REQUIRED WORK:
The exercise asks you to copy every line below in which "glyph" appears.

[App and web page records]
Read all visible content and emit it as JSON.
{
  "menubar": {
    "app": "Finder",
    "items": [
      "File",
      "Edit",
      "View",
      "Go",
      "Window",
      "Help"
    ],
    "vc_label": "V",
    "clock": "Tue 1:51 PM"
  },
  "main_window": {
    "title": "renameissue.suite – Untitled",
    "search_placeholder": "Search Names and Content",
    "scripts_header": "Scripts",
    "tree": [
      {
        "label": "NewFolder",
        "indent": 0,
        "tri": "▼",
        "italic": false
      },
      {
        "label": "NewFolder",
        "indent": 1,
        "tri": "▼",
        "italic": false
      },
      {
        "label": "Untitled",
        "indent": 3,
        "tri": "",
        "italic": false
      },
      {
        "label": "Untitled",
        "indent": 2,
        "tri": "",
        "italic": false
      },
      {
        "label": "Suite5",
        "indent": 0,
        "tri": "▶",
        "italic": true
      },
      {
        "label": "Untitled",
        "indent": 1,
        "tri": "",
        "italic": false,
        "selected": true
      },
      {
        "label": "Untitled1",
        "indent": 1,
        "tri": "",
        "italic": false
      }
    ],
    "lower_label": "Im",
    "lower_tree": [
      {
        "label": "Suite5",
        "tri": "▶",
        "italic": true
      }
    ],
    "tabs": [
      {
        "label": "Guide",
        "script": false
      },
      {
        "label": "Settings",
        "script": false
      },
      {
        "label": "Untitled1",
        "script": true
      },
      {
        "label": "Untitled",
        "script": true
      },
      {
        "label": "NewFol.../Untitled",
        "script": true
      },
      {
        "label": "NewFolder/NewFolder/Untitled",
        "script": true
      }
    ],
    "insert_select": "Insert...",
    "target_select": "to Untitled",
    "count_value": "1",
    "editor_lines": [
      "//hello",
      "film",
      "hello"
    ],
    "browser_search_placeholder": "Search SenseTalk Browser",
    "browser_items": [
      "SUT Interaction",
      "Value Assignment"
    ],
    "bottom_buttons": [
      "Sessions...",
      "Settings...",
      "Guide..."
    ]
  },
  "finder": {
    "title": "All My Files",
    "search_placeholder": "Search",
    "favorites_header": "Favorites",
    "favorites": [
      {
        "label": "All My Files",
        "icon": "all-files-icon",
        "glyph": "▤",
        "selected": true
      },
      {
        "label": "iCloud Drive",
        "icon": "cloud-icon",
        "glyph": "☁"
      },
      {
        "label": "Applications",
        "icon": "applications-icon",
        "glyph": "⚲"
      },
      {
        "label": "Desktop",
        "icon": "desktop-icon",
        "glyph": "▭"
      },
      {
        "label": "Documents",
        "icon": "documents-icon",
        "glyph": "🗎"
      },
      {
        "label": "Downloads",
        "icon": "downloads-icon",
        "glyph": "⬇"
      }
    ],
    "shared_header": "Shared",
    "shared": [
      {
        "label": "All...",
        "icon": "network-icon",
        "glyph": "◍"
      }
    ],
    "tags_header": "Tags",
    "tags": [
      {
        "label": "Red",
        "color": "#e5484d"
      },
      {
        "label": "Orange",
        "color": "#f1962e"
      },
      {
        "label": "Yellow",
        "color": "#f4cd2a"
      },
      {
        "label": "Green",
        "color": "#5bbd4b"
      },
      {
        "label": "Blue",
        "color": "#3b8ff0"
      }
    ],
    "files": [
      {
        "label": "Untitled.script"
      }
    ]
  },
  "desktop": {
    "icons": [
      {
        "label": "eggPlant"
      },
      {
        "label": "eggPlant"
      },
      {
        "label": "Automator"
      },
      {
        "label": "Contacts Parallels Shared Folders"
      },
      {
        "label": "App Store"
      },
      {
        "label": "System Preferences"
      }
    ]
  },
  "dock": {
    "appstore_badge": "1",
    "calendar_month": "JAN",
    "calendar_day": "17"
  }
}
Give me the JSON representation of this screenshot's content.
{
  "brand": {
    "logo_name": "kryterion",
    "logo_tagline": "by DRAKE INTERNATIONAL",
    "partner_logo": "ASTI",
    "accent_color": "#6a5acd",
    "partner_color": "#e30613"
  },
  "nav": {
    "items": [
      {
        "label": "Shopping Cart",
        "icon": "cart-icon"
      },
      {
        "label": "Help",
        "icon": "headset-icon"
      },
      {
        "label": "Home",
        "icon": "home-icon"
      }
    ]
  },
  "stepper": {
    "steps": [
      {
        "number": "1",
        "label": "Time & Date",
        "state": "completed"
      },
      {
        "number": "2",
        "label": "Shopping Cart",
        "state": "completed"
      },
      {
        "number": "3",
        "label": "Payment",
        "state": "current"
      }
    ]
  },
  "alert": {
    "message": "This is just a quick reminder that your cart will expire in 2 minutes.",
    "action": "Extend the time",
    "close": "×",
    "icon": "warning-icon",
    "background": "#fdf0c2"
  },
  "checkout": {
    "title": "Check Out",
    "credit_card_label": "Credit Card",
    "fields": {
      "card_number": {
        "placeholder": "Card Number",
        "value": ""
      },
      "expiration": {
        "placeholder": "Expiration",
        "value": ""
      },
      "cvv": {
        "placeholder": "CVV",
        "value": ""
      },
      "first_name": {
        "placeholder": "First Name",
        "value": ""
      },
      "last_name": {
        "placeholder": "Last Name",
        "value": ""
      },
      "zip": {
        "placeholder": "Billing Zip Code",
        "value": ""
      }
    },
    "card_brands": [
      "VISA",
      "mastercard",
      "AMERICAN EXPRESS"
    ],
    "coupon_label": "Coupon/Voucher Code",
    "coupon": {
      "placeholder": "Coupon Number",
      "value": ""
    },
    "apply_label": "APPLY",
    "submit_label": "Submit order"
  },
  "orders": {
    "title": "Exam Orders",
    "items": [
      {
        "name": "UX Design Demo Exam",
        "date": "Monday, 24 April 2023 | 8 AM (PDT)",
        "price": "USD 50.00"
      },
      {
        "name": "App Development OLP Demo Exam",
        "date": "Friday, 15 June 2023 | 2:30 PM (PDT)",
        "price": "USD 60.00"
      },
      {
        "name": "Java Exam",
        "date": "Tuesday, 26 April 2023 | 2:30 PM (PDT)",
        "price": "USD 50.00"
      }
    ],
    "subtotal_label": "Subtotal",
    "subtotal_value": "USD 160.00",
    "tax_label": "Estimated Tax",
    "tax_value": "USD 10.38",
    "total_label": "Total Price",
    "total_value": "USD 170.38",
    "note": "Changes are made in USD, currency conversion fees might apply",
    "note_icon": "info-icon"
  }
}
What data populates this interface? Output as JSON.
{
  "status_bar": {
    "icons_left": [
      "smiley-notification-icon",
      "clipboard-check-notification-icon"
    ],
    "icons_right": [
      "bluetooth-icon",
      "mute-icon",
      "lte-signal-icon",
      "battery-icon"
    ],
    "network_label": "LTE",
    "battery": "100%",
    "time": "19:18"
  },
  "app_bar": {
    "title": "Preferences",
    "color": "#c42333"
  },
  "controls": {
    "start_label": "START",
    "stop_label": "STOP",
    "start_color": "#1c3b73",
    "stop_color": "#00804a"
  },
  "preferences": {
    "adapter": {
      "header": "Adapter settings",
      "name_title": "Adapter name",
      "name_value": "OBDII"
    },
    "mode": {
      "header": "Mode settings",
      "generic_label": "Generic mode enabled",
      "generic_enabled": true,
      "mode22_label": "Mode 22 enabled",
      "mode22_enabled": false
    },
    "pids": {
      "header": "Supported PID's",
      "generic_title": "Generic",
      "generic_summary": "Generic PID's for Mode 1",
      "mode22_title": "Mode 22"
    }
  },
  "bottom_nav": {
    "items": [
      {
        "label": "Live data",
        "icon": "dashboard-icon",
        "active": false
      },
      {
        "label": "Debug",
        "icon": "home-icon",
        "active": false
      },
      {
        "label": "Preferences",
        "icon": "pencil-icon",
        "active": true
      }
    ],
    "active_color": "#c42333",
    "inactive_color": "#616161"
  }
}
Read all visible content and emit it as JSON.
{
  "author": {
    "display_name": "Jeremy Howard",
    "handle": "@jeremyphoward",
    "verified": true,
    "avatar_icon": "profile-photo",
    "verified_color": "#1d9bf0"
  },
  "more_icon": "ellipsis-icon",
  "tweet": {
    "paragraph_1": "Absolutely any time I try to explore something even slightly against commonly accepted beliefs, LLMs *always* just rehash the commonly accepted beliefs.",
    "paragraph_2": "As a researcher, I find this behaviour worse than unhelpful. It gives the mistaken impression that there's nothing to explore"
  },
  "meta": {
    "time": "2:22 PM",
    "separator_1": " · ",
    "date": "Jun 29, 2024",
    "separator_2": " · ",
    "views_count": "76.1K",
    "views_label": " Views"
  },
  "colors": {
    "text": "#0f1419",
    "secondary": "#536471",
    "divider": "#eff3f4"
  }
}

EXERCISE ANSWER:
        "glyph": "▤",
        "glyph": "☁"
        "glyph": "⚲"
        "glyph": "▭"
        "glyph": "🗎"
        "glyph": "⬇"
        "glyph": "◍"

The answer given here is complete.